A few hours after the GOR fleet started Leg 1 from Palma, Mallorca, last Sunday, the Mini 6.50 fleet crossed the Mini Transat start line in La Rochelle on the French Biscay coast, heading for their Leg 1 destination in Madeira with a low pressure system blocking their path. “They will now be painfully picking their way down the Portuguese coast, slamming and banging their little eggshells in a desperate bid to make gains to the south,” Colman predicts. “With conditions so far from what they were told at bedtime, I don't think that any Mini sailors out there now believe in the surfing fairy tale or the Easter Bunny! So, don't go west looking for those fairy tale conditions because you'll be disappointed and might learn some hard truths about Santa Claus,” he concludes. “Stay on this side of the ridge, suck in your gut, and squeeze down along the African coast as we plan to do shortly.”

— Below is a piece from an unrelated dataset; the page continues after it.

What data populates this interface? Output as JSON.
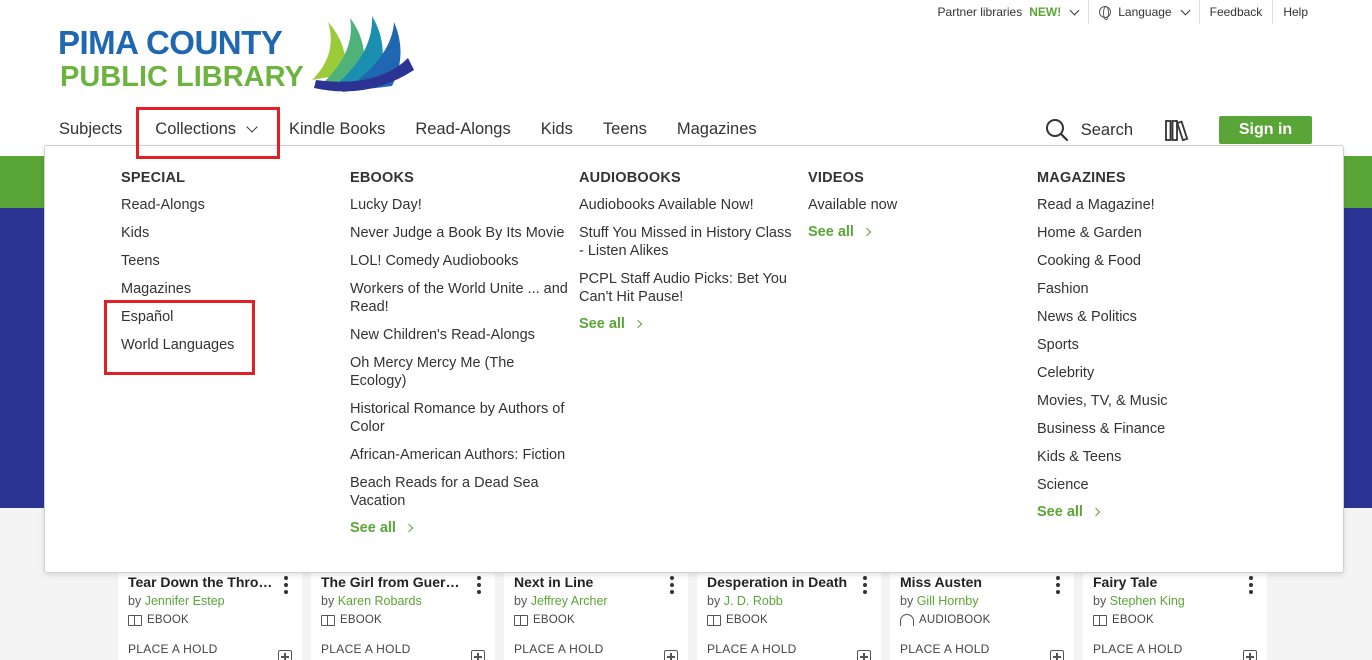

Trailing Colman and Ramon by 14 miles in the 15:00 GMT position poll on Friday, Marco Nannini and Paul Peggs in fourth place are becoming restless on their first generation Akilaria, Financial Crisis: “Today it has been as uneventful as watching grass grow,” Nannini reported on Friday afternoon. “We debated for hours which side of an island 100 miles away we were going to pass, then we rested some more.” Only the prospect of a boat-to-boat skirmish quickened the pulse: “The only excitement has been a close encounter with a fishing boat, unusually small for the distance from the coast, no radar, no AIS and given the risk of small-time piracy in the area we got quite excited imagining a Star Wars-style fight with flares as light sabres - led by Clubby the Seal with his natural, white starship trooper-look.”
In the 15:00 GMT position poll on Friday, Campagne de France has gybed onto port just off the small island of Alegranza north of Lanzarote holding a seven-mile lead over BSL with the Kiwi team making the better speed at 8 knots in the 10-15 knot northerly breeze. Cessna Citation in third trails the lead Class40 by 48 miles maintaining a 14 mile lead over Financial Crisis in fourth. Meanwhile, 157 miles north of Nannini and Peggs, Phesheya-Racing in fifth place is making 4.8 knots, 41 miles ahead of Nico Budel and Ruud van Rijsewijk with Sec. Hayai.